It’s frankly difficult to make it through the opening credits of fashion designer turned filmmaker Tom Ford’s “Nocturnal Animals.” What are we to think when a man whose creative purpose has been glamour opens his film with luridly obese women dancing in slow motion, completely nude except for majorette hats and vapid, ingratiating smiles? It’s really hard not to be offended, and certainly perplexed.

Soon, we learn these disturbing, cruel images are “art” in that they are being shown in a Los Angeles art gallery, and therefore we can accept them. Is this what we must do with the whole of “Nocturnal Animals”? Are we expected to fill in the many blanks in this otherwise average thriller simply because Ford directed it?

A dual storyline begins with Susan (Amy Adams) a chic, miserable art gallery owner in a clearly unhappy marriage to expressionless hunk Armie Hammer. While he is away on a business trip for a barely concealed love affair, Susan receives a package from her ex-husband: a soon-to-be-published manuscript, dedicated to her, named “Nocturnal Animals.” As she begins to read, the second story, that told in the novel, begins to unfold onscreen.

Jake Gyllenhaal plays a man driving through the bleak Texas night with his family, a red-headed woman who looks like Adams (Isla Fisher) and their teenage daughter. Soon, a horror-story confrontation unfolds as three maniacs run them off the road and, after a painfully drawn out scene in which Gyllenhaal fails to defend his family, the women are kidnapped.

That scene is the strongest in the film, a dreadfully suspenseful encounter that ends horribly. This contrasts with a horrified Susan in her luxurious home reading the story. The comparison between her and the doomed fictional wife is obvious, and she reveals that her ex-husband called her a nocturnal animal during their marriage.

In the film, Gyllenhaal portrays both the husband in the novel and, through flashbacks, Susan’s ex-husband Edward, the novel’s author. But the fictional wife’s fate isn’t the true revenge on Susan. Edward writes the male protagonist as a man accused of weakness and as he seeks justice for his family, he finally rejects this label. We see Edward fighting with Susan during their brief marriage, and she uses the same word, weak, to describe him. Susan isn’t just the murdered wife, she is the villainous murderer, committing the crime of underestimating Edward.

Insight into the brutal way Susan betrayed and abandoned Edward for her new husband is almost superfluous, and does nothing to make the Adams scenes more meaningful. The “Nocturnal Animals” novel plot only makes the “real” story of Edward and Susan that much less interesting, and the crime in this part is wasting Adams’ talent.

Gyllenhaal, on the other hand, gets to be both the sensitive writer-husband and the literally tortured husband in the story, complete with guttural howling and gunplay. Adams’ biggest moment is when she removes her dark lipstick, which signifies she was a hardened and brittle career woman. It was, admittedly, a terrible color on her.
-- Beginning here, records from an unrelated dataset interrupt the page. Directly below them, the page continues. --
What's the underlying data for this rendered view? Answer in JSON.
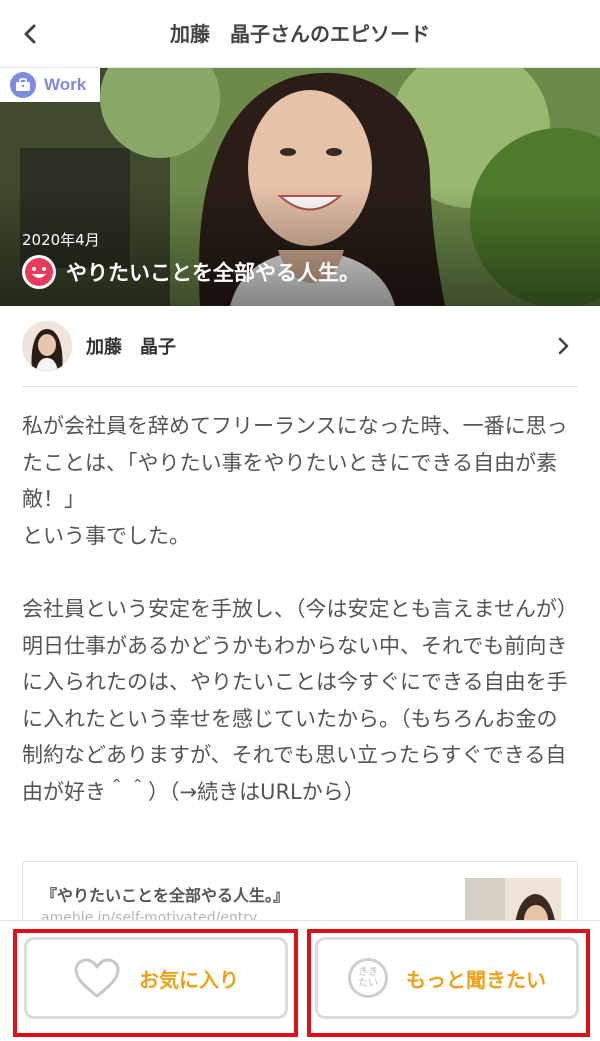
{
  "header": {
    "title": "加藤　晶子さんのエピソード"
  },
  "hero": {
    "category": "Work",
    "date": "2020年4月",
    "title": "やりたいことを全部やる人生。",
    "mood_icon": "smile-face-icon"
  },
  "author": {
    "name": "加藤　晶子"
  },
  "body": "私が会社員を辞めてフリーランスになった時、一番に思ったことは、「やりたい事をやりたいときにできる自由が素敵！」\nという事でした。\n\n会社員という安定を手放し、（今は安定とも言えませんが）明日仕事があるかどうかもわからない中、それでも前向きに入られたのは、やりたいことは今すぐにできる自由を手に入れたという幸せを感じていたから。（もちろんお金の制約などありますが、それでも思い立ったらすぐできる自由が好き＾＾）（→続きはURLから）",
  "link_card": {
    "title": "『やりたいことを全部やる人生。』",
    "url": "amehle.jp/self-motivated/entry"
  },
  "buttons": {
    "favorite": "お気に入り",
    "more": "もっと聞きたい",
    "more_icon_text": "きき\nたい"
  },
  "colors": {
    "accent": "#f0a016",
    "category": "#7f8ae0",
    "highlight": "#e0101a"
  }
}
It is satisfying to puzzle out how the two plots fit together and the film is visually stunning in parts. The Texas narrative has its exciting moments, especially when Michael Shannon’s grisly mug pops up as a sheriff with unconventional methods and nothing to lose. But the story itself, of Susan’s painful life decisions and their current repercussions, lack much depth or interest.

Susan is supposed to be an intelligent, perceptive woman, and it’s a shame we didn’t get to really see how much she was affected by the experience of reading Edward’s novel. We are shown, superficially, that she is shaken up, but in an effort to depict the glittering surface of her unsatisfying life in L.A., we’re subjected to an empty, unsatisfying film as well.
“Nocturnal Animals” is currently available to rent.